The movie opens with undefeated light heavyweight champion Billy “The Great” Hope (Gyllenhaal) successfully defending his title at Madison Square Garden and cementing his status as one of the best boxers in the sport. Everyone wants their chance to go toe-to-toe with him in the ring, including hotshot fighter Miguel Escobar (Miguel Gomez), but Billy’s levelheaded wife, Maureen (Rachel McAdams), urges him to make the sensible decision and call it quits while he’s still on top… and before he becomes so punch drunk that he can’t enjoy his success. When Miguel instigates a fight with him at a charity fundraiser and Maureen is shot and killed among the chaos, Billy spirals out of control, landing himself in trouble with the boxing league and losing his house, his possessions, and most importantly, custody of his daughter Leila (Oona Laurence). Desperate to keep her out of the foster care system where he spent his childhood, Billy seeks help from a gruff, veteran trainer (Forest Whitaker) to get back what he lost.

Read the rest of this entry »

  

Movie Review: “Pixels”

Starring
Adam Sandler, Josh Gad, Peter Dinklage, Michelle Monaghan, Kevin James, Brian Cox, Sean Bean
Director
Chris Columbus

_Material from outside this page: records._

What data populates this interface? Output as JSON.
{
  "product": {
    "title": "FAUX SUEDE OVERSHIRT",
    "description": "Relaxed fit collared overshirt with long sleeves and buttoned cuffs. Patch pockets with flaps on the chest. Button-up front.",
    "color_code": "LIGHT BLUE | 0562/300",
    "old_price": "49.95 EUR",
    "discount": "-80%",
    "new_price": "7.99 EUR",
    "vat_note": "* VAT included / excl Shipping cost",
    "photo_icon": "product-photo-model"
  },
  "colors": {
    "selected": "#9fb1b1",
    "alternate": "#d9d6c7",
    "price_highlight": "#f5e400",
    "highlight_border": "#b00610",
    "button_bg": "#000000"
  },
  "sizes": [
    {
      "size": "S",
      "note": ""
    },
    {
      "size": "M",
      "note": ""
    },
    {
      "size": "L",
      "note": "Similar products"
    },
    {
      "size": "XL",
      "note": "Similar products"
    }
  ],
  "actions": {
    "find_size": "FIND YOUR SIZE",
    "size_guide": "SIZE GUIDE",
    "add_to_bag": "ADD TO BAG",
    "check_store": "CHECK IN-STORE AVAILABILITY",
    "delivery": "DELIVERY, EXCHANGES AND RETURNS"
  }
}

Adam Sandler has said that the goal of “Pixels” was to be a modern-day version of an early-period Amblin Entertainment film (think “The Goonies,” “Gremlins” and “Who Framed Roger Rabbit”), something entertaining but also absolutely bonkers, and plays by its own rules. By that measure, “Pixels” is a smashing success. This movie is ridiculous, but in watching it, you realize that it’s been a long time since a live-action summer movie had the nerve to be ridiculous. It’s been this superhero movie or that graphic novel, and with the exception of “Scott Pilgrim vs. the World,” they’ve all been deathly serious. “Pixels” revels in its silliness, and in the process gives the audience some wildly entertaining battle and chase sequences as a bonus. This is one absurd, but fun, movie. If it had a theme song, it would be “Weird” Al Yankovic’s “Dare to Be Stupid.” That’s a compliment, for the record.

When Sam Brenner (Sandler) was a teen (in 1982), his future was impossibly bright. He was the best video gamer in town, but his hopes were crushed when smack-talking Eddie Plant came to town and beat him in a tournament. (Eddie is played by Peter Dinklage, who modeled his look after real-life Donkey Kong champion, and “The King of Kong” supervillain, Billy Mitchell. If you have not yet seen this movie, stop reading this and watch it right now. NOW, damn it.) The footage of that tournament was sent into space, where it was received by an alien race…and interpreted to be a declaration of war.

Thirty-three years later, the aliens arrive, in the form of the 8-bit video game characters that were in the video, destroying a US military base in Guam, and then a major international landmark. Sam now installs high-tech audio and video systems, while his teen years buddy Will Cooper (Kevin James) is the President of the United States. President Cooper, once he realizes what they’re up against, brings in Sam, and their onetime gamer friend-turned-conspiracy theorist Ludlow Lamonsoff (Josh Gad) to advise the military, much to the military’s chagrin, on how to defeat their enemy. Later, when Sam and Ludlow show that they are better soldiers in this war than the actual soldiers, the government makes a deal with the now-incarcerated Eddie to enlist the help of the self-branded “Fireblaster” (that nickname is so very ‘80s, and so very douchey). They’ve already lost the first two battles, though, so using video game logic, if they lose one more, it’s game over for the planet.

Read the rest of this entry »

  

Related Posts